My brother in law just found a way to turn $300 worth of ordinary household chemicals and turn in to $30k cash, in just 10 hours per week from the comfort of his own fume hooded home.


SmittyinLA's picture

Bank will run into anti trust issues real fast, looks like they're forming a cartel.

CJgipper's picture

Why do you think they're buying so many shares in Hillary?  Lol

2ndamendment's picture

Here's a crazy idea. If you rent out a room on Airbnb, don't offer that information to your bank when you refinance. You are under no compulsion to provide it, so don't. 

NoVa's picture

that is the answer - don't claim the income.  the cases I've read all involve claiming rental income thinking the borrower is now more qualified.

Problems are income was not on the 1040, potential conflict with property zoning (single family versus multi), appraisal issues (appraisal now must consider an income approach), the GSEs audit the loans and will not buy - hence lenders will not lend since they don't want to own the loan. 




monad's picture

Death to bureaucrats

darteaus's picture

Going through this now with BofA.

Their form only has 2 boxes: Primary Residence | Other.

This is the result of the Dodd-Frank regulations, so it's going to be a while before the banking kingdom can accomodate a different model.

drivenZ's picture

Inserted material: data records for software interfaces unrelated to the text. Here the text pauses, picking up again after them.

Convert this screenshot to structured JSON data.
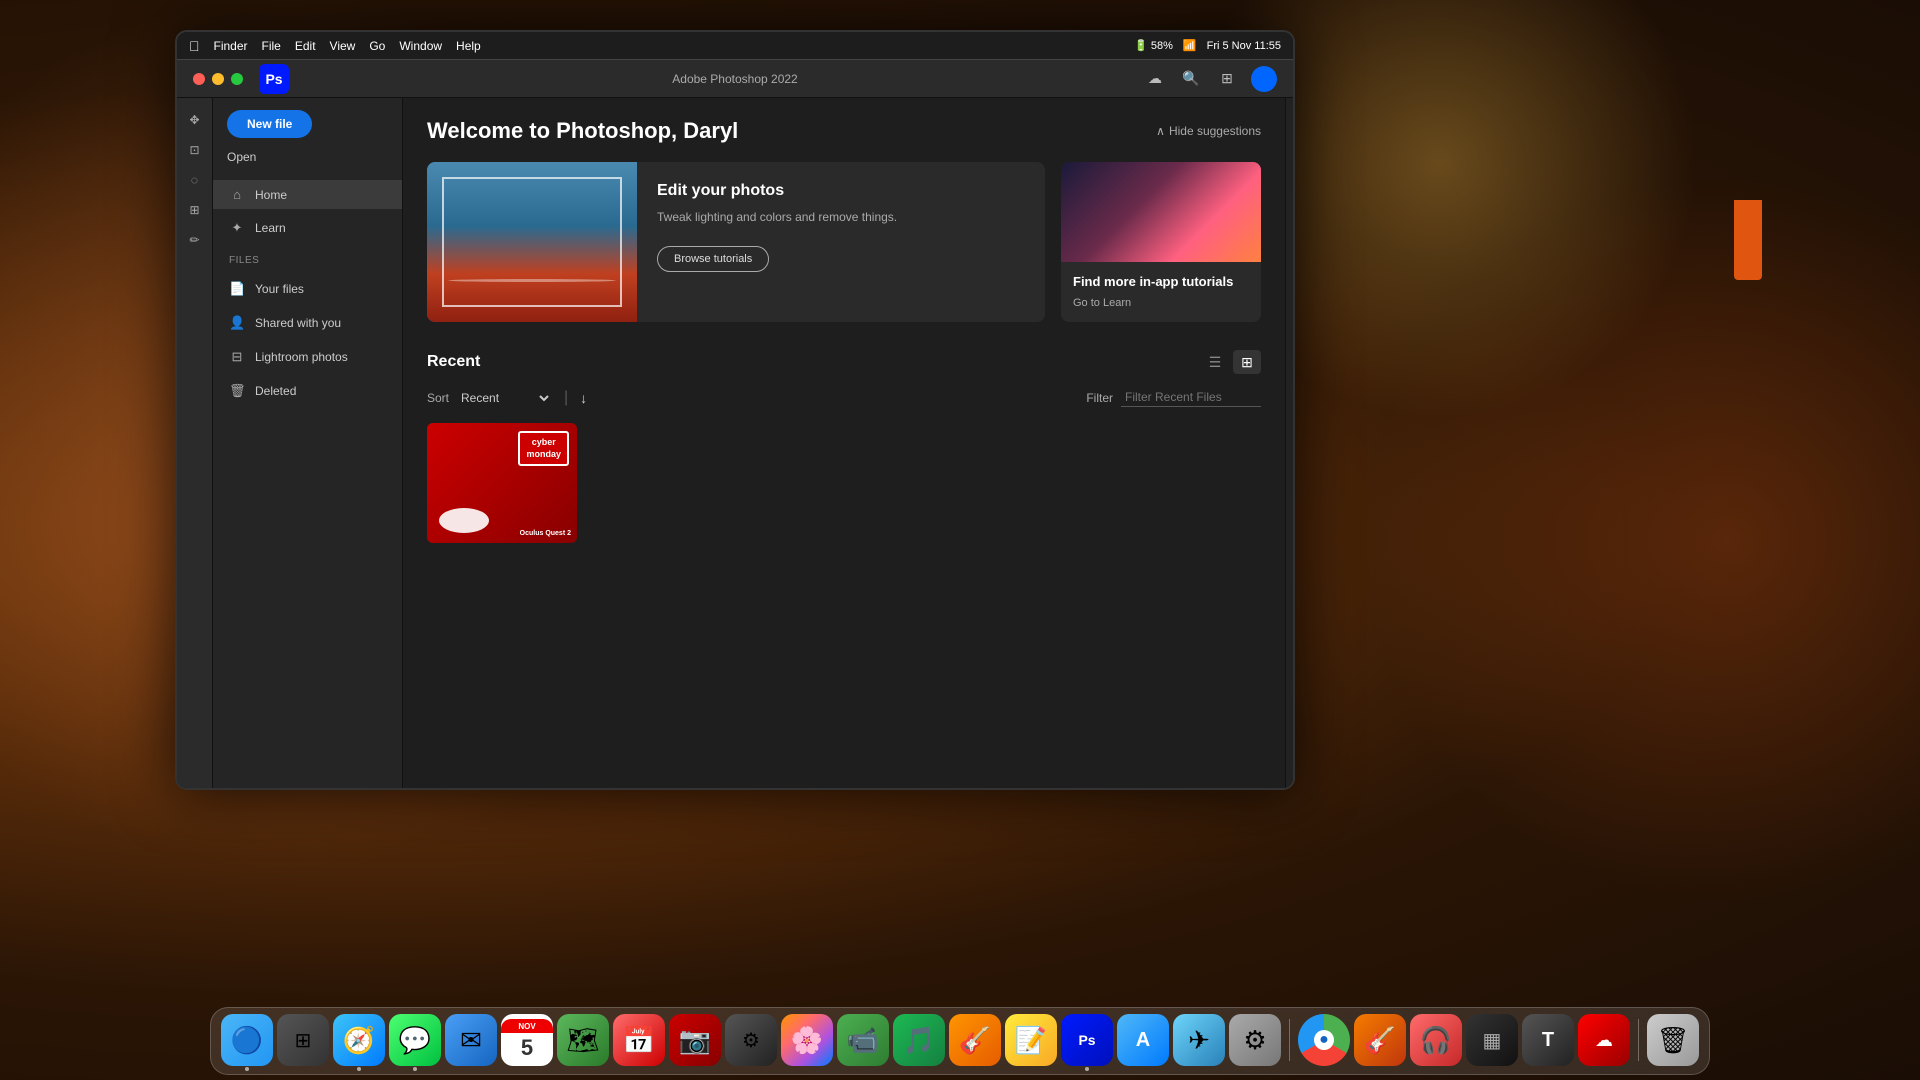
{
  "macos": {
    "menubar": {
      "apple": "⌘",
      "items": [
        "Finder",
        "File",
        "Edit",
        "View",
        "Go",
        "Window",
        "Help"
      ],
      "right_items": [
        "battery_icon",
        "wifi_icon",
        "datetime"
      ],
      "datetime": "Fri 5 Nov  11:55"
    },
    "window_title": "Adobe Photoshop 2022"
  },
  "ps_app": {
    "title": "Adobe Photoshop 2022",
    "icon_label": "Ps",
    "sidebar": {
      "new_file_label": "New file",
      "open_label": "Open",
      "nav_items": [
        {
          "icon": "🏠",
          "label": "Home",
          "active": true
        },
        {
          "icon": "✦",
          "label": "Learn",
          "active": false
        }
      ],
      "files_section": "FILES",
      "files_items": [
        {
          "icon": "📄",
          "label": "Your files"
        },
        {
          "icon": "👤",
          "label": "Shared with you"
        },
        {
          "icon": "⊞",
          "label": "Lightroom photos"
        },
        {
          "icon": "🗑",
          "label": "Deleted"
        }
      ]
    },
    "main": {
      "welcome_title": "Welcome to Photoshop, Daryl",
      "hide_suggestions_label": "Hide suggestions",
      "suggestions": [
        {
          "title": "Edit your photos",
          "description": "Tweak lighting and colors and remove things.",
          "button_label": "Browse tutorials"
        }
      ],
      "small_card": {
        "title": "Find more in-app tutorials",
        "link_label": "Go to Learn"
      },
      "recent_section_title": "Recent",
      "sort_label": "Sort",
      "sort_value": "Recent",
      "filter_label": "Filter",
      "filter_placeholder": "Filter Recent Files",
      "recent_files": [
        {
          "name": "Cyber Monday - Oculus Quest 2",
          "type": "psd"
        }
      ]
    }
  },
  "dock": {
    "apps": [
      {
        "name": "Finder",
        "class": "dock-finder",
        "icon": "🔍",
        "running": true
      },
      {
        "name": "Launchpad",
        "class": "dock-launchpad",
        "icon": "⊞",
        "running": false
      },
      {
        "name": "Safari",
        "class": "dock-safari",
        "icon": "🧭",
        "running": true
      },
      {
        "name": "Messages",
        "class": "dock-messages",
        "icon": "💬",
        "running": true
      },
      {
        "name": "Mail",
        "class": "dock-mail",
        "icon": "✉",
        "running": false
      },
      {
        "name": "Calendar",
        "class": "dock-calendar",
        "icon": "5",
        "running": false
      },
      {
        "name": "Maps",
        "class": "dock-maps",
        "icon": "🗺",
        "running": false
      },
      {
        "name": "Fantastical",
        "class": "dock-fantastical",
        "icon": "📅",
        "running": false
      },
      {
        "name": "CodeShot",
        "class": "dock-codeshot",
        "icon": "📸",
        "running": false
      },
      {
        "name": "Compressor",
        "class": "dock-compressor",
        "icon": "⚙",
        "running": false
      },
      {
        "name": "Photos",
        "class": "dock-photos",
        "icon": "🌸",
        "running": false
      },
      {
        "name": "FaceTime",
        "class": "dock-facetime",
        "icon": "📹",
        "running": false
      },
      {
        "name": "Spotify",
        "class": "dock-spotify",
        "icon": "♪",
        "running": false
      },
      {
        "name": "Capo",
        "class": "dock-capo",
        "icon": "🎵",
        "running": false
      },
      {
        "name": "Notes",
        "class": "dock-notes",
        "icon": "📝",
        "running": false
      },
      {
        "name": "Photoshop",
        "class": "dock-photoshop",
        "icon": "Ps",
        "running": true
      },
      {
        "name": "App Store",
        "class": "dock-appstore",
        "icon": "A",
        "running": false
      },
      {
        "name": "TestFlight",
        "class": "dock-testflight",
        "icon": "✈",
        "running": false
      },
      {
        "name": "System Preferences",
        "class": "dock-syspref",
        "icon": "⚙",
        "running": false
      },
      {
        "name": "Chrome",
        "class": "dock-chrome",
        "icon": "◉",
        "running": false
      },
      {
        "name": "GarageBand",
        "class": "dock-garageband",
        "icon": "🎸",
        "running": false
      },
      {
        "name": "Headphones",
        "class": "dock-headphones",
        "icon": "🎧",
        "running": false
      },
      {
        "name": "ScreenSnap",
        "class": "dock-screensnap",
        "icon": "▦",
        "running": false
      },
      {
        "name": "Suitcase",
        "class": "dock-suitcase",
        "icon": "T",
        "running": false
      },
      {
        "name": "Creative Cloud",
        "class": "dock-creative-cloud",
        "icon": "☁",
        "running": false
      },
      {
        "name": "Trash",
        "class": "dock-trash",
        "icon": "🗑",
        "running": false
      }
    ]
  }
}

why wouldn't it be a primary residence? you can own a a 2 or 3 family and still claim it as your primary residence if you live in one of the units. 

Big Corked Boots's picture

BTDT, the bank still treats the property as multiple family income property.

Friedrich not Salma's picture

And if you're located in Miami Beach and advertise or rent on AirBNB, get ready for a $20,000 fine from the city for the first offense, $40,000 for the second offense and so on.

LowerSlowerDelaware_LSD's picture
LowerSlowerDelaware_LSD (not verified) Friedrich not Salma Sep 8, 2016 1:43 PM

My God...  Mind-boggling, Central Planing crushing people looking to make a living.

RaceToTheBottom's picture

“Here’s a bank I’ve had a relationship with for 30 years,” he said. “The assumption to me was the more your income is, the less risk to them. That assumption was wrong.”


Your faulty assumption was that risk drives interest rates....

Osmium's picture

So does he have a 30 year relationship with that bank because he's been paying for his house for 30 years?  If so, why the hell would

you need to refinance it?

Bemused Observer's picture

How are the Uber drivers doing with their auto insurance claims?

LOL! The "sharing" economy! And you thought they meant sharing the!

Folks have GOT to start asking some QUESTIONS before trying these 'products' out. The OBVIOUS question to ask about, say, the Uber thing, is "Hey, what is that gonna do to my insurance/license if I just start using my vehicle for commercial purposes?"

The only thing most seemed to worry bout is the taxes...because they assumed it was the MONEY that was to be shared!

Nooooooo! It was all the OTHER shit! The regulatory burden, the administrative burden, the insurance burden...

Silly rabbits.

ParticularlyStupidHumanoid's picture

Is it legal to get a refi knowing you intend, LATER, to rent the house (presently your home) out?

Sokhmate's picture

If you can pass the pre-cog test at time of loan, you're fine.

Bunga Bunga's picture

Banks are even monotoring your social network/media activities. So be careful what you type.